Don’t let the title of this film, Meg, fool you.
Five years ago, expert sea diver and Naval Captain Jonas Taylor (Jason Statham) encountered an unknown danger in the unexplored recesses of the Mariana Trench that forced him to abort his mission and abandon half his crew. Though the tragic incident earned him a dishonorable discharge, what ultimately cost him his career, his marriage and any semblance of honor was his unsupported and incredulous claims of what caused it – an attack on his vessel by a mammoth, 70-foot sea creature, believed to be extinct for more than a million years. But when a submersible lies sunk and disabled at the bottom of the ocean – carrying his ex-wife among the team on-board – he is the one who gets the call. Whether a shot at redemption or a suicide mission, Jonas must confront his fears and risk his own life and the lives of everyone trapped below on a single question: Could the Carcharodon Megalodon – the largest marine predator that ever existed – still be alive – and on the hunt?

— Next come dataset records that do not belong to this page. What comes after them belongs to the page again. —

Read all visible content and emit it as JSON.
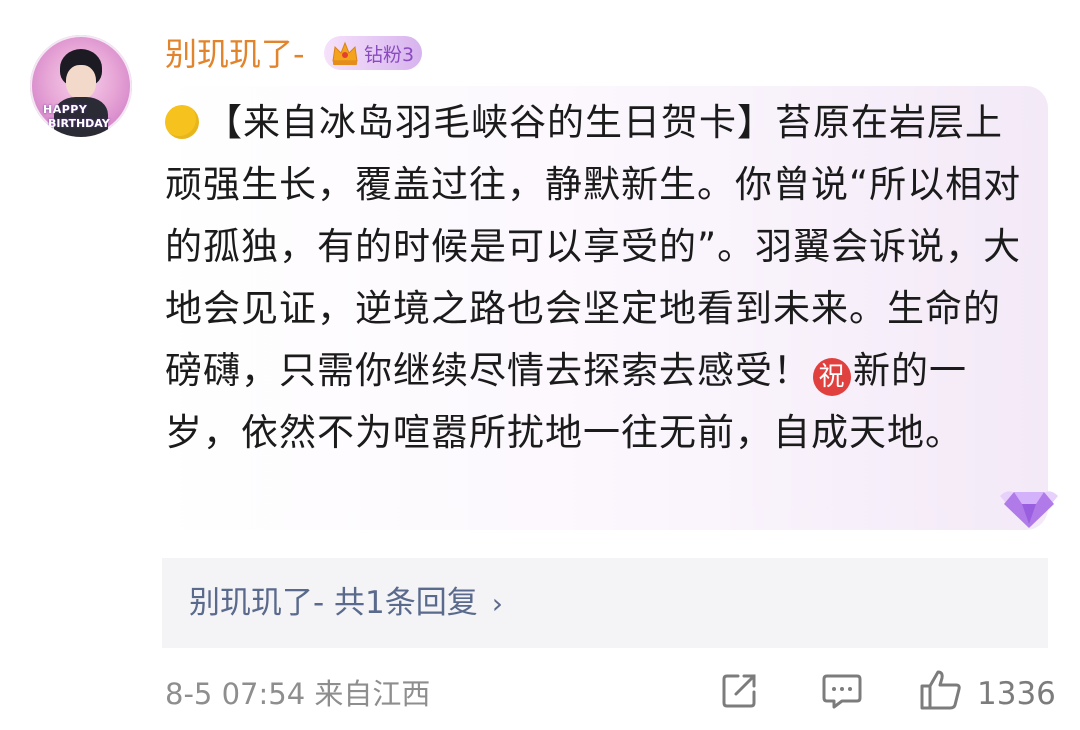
{
  "comment": {
    "username": "别玑玑了-",
    "fan_badge": "钻粉3",
    "avatar_text_1": "HAPPY",
    "avatar_text_2": "BIRTHDAY",
    "body_part1": "【来自冰岛羽毛峡谷的生日贺卡】苔原在岩层上顽强生长，覆盖过往，静默新生。你曾说“所以相对的孤独，有的时候是可以享受的”。羽翼会诉说，大地会见证，逆境之路也会坚定地看到未来。生命的磅礴，只需你继续尽情去探索去感受！",
    "zhu_glyph": "祝",
    "body_part2": "新的一岁，依然不为喧嚣所扰地一往无前，自成天地。",
    "reply_summary": "别玑玑了- 共1条回复",
    "chevron": "›",
    "timestamp": "8-5 07:54",
    "location": "来自江西",
    "like_count": "1336"
  },
  "icons": {
    "crown": "crown-icon",
    "diamond": "diamond-badge-icon",
    "share": "share-icon",
    "comment": "comment-icon",
    "like": "thumbs-up-icon"
  },
  "colors": {
    "username": "#e2842c",
    "reply_link": "#5a6a8c",
    "meta": "#8e8e8e"
  }
}
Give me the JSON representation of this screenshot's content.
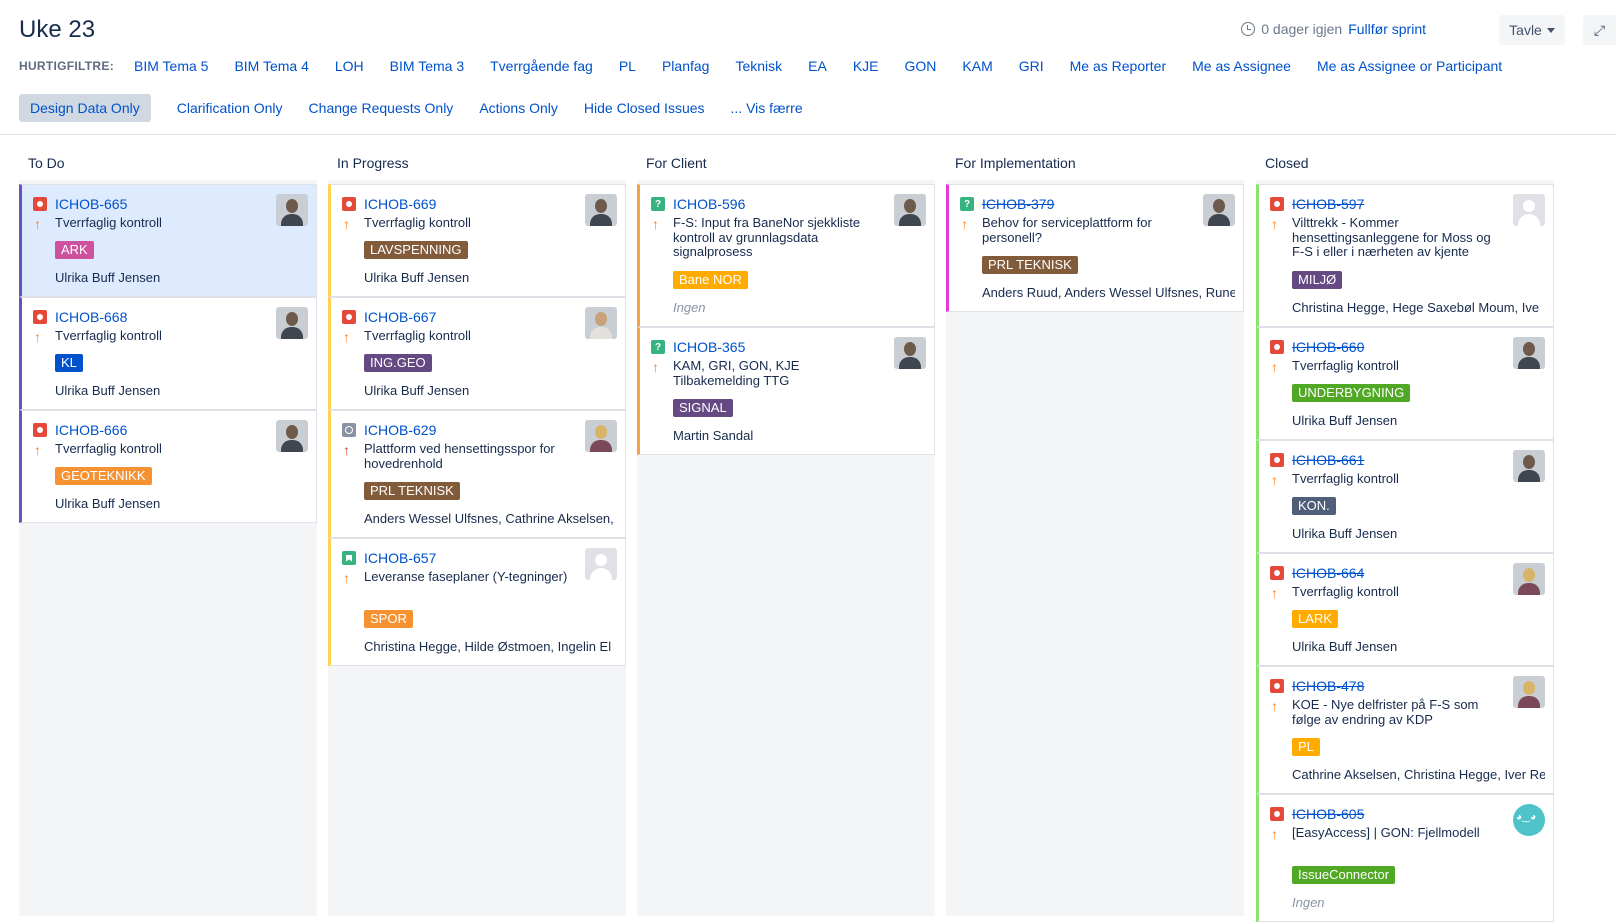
{
  "header": {
    "title": "Uke 23",
    "days_remaining": "0 dager igjen",
    "complete_sprint": "Fullfør sprint",
    "board_menu": "Tavle",
    "clock_icon": "clock-icon",
    "expand_icon": "expand-icon"
  },
  "quickfilters": {
    "label": "HURTIGFILTRE:",
    "row1": [
      "BIM Tema 5",
      "BIM Tema 4",
      "LOH",
      "BIM Tema 3",
      "Tverrgående fag",
      "PL",
      "Planfag",
      "Teknisk",
      "EA",
      "KJE",
      "GON",
      "KAM",
      "GRI",
      "Me as Reporter",
      "Me as Assignee",
      "Me as Assignee or Participant"
    ],
    "row2": [
      "Design Data Only",
      "Clarification Only",
      "Change Requests Only",
      "Actions Only",
      "Hide Closed Issues",
      "... Vis færre"
    ],
    "active": "Design Data Only"
  },
  "colors": {
    "link": "#0052cc",
    "todo_border": "#6554c0",
    "inprogress_border": "#ffd351",
    "forclient_border": "#f6a047",
    "forimpl_border": "#e03ed6",
    "closed_border": "#8ce26d"
  },
  "columns": [
    {
      "name": "To Do",
      "cards": [
        {
          "key": "ICHOB-665",
          "type": "bug",
          "priority": "med",
          "summary": "Tverrfaglig kontroll",
          "label": "ARK",
          "label_color": "#cd519d",
          "assignees": "Ulrika Buff Jensen",
          "avatar": "person",
          "selected": true
        },
        {
          "key": "ICHOB-668",
          "type": "bug",
          "priority": "med",
          "summary": "Tverrfaglig kontroll",
          "label": "KL",
          "label_color": "#0052cc",
          "assignees": "Ulrika Buff Jensen",
          "avatar": "person"
        },
        {
          "key": "ICHOB-666",
          "type": "bug",
          "priority": "med",
          "summary": "Tverrfaglig kontroll",
          "label": "GEOTEKNIKK",
          "label_color": "#f79232",
          "assignees": "Ulrika Buff Jensen",
          "avatar": "person"
        }
      ]
    },
    {
      "name": "In Progress",
      "cards": [
        {
          "key": "ICHOB-669",
          "type": "bug",
          "priority": "med",
          "summary": "Tverrfaglig kontroll",
          "label": "LAVSPENNING",
          "label_color": "#815b3a",
          "assignees": "Ulrika Buff Jensen",
          "avatar": "person"
        },
        {
          "key": "ICHOB-667",
          "type": "bug",
          "priority": "med",
          "summary": "Tverrfaglig kontroll",
          "label": "ING.GEO",
          "label_color": "#654982",
          "assignees": "Ulrika Buff Jensen",
          "avatar": "light"
        },
        {
          "key": "ICHOB-629",
          "type": "task",
          "priority": "high",
          "summary": "Plattform ved hensettingsspor for hovedrenhold",
          "label": "PRL TEKNISK",
          "label_color": "#815b3a",
          "assignees": "Anders Wessel Ulfsnes, Cathrine Akselsen,",
          "avatar": "blonde"
        },
        {
          "key": "ICHOB-657",
          "type": "story",
          "priority": "med",
          "summary": "Leveranse faseplaner (Y-tegninger)",
          "label": "SPOR",
          "label_color": "#f79232",
          "assignees": "Christina Hegge, Hilde Østmoen, Ingelin El",
          "avatar": "placeholder"
        }
      ]
    },
    {
      "name": "For Client",
      "cards": [
        {
          "key": "ICHOB-596",
          "type": "question",
          "priority": "med",
          "summary": "F-S: Input fra BaneNor sjekkliste kontroll av grunnlagsdata signalprosess",
          "label": "Bane NOR",
          "label_color": "#ffab00",
          "assignees": "Ingen",
          "avatar": "person"
        },
        {
          "key": "ICHOB-365",
          "type": "question",
          "priority": "med",
          "summary": "KAM, GRI, GON, KJE Tilbakemelding TTG",
          "label": "SIGNAL",
          "label_color": "#654982",
          "assignees": "Martin Sandal",
          "avatar": "person"
        }
      ]
    },
    {
      "name": "For Implementation",
      "cards": [
        {
          "key": "ICHOB-379",
          "type": "question",
          "priority": "med",
          "summary": "Behov for serviceplattform for personell?",
          "label": "PRL TEKNISK",
          "label_color": "#815b3a",
          "assignees": "Anders Ruud, Anders Wessel Ulfsnes, Rune",
          "avatar": "person",
          "done": true
        }
      ]
    },
    {
      "name": "Closed",
      "cards": [
        {
          "key": "ICHOB-597",
          "type": "bug",
          "priority": "med",
          "summary": "Vilttrekk - Kommer hensettingsanleggene for Moss og F-S i eller i nærheten av kjente",
          "label": "MILJØ",
          "label_color": "#654982",
          "assignees": "Christina Hegge, Hege Saxebøl Moum, Ive",
          "avatar": "placeholder",
          "done": true
        },
        {
          "key": "ICHOB-660",
          "type": "bug",
          "priority": "med",
          "summary": "Tverrfaglig kontroll",
          "label": "UNDERBYGNING",
          "label_color": "#51a825",
          "assignees": "Ulrika Buff Jensen",
          "avatar": "person",
          "done": true
        },
        {
          "key": "ICHOB-661",
          "type": "bug",
          "priority": "med",
          "summary": "Tverrfaglig kontroll",
          "label": "KON.",
          "label_color": "#505f79",
          "assignees": "Ulrika Buff Jensen",
          "avatar": "person",
          "done": true
        },
        {
          "key": "ICHOB-664",
          "type": "bug",
          "priority": "med",
          "summary": "Tverrfaglig kontroll",
          "label": "LARK",
          "label_color": "#ffab00",
          "assignees": "Ulrika Buff Jensen",
          "avatar": "blonde",
          "done": true
        },
        {
          "key": "ICHOB-478",
          "type": "bug",
          "priority": "med",
          "summary": "KOE - Nye delfrister på F-S som følge av endring av KDP",
          "label": "PL",
          "label_color": "#ffab00",
          "assignees": "Cathrine Akselsen, Christina Hegge, Iver Re",
          "avatar": "blonde",
          "done": true
        },
        {
          "key": "ICHOB-605",
          "type": "bug",
          "priority": "med",
          "summary": "[EasyAccess] | GON: Fjellmodell",
          "label": "IssueConnector",
          "label_color": "#51a825",
          "assignees": "Ingen",
          "avatar": "bot",
          "done": true
        }
      ]
    }
  ]
}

Australian actress Ruby Rose, star of the dreadful TV show Orange Is The New Black, costars in Meg.
Jon Turteltaub, director of the National Treasure Disney flicks, directs this picture, so don’t expect lots of blood and gore.
Chances are, this movie will be as big of a bomb as Warner Bros.’ 2017 summer bomb, King Arthur. Meg cost over $150 million to produce and most likely won’t even make $30 million at the U.S. box office.
The mostly UnAmerican cast though, may, just may, help the film’s chances internationally, as it boasts foreigners of various pedigree, all unknown to U.S. moviegoers, such as Bingbing Li, Ólafur Darri Ólafsson, Tawanda Manyimo and Rob Kipa-Williams, among others.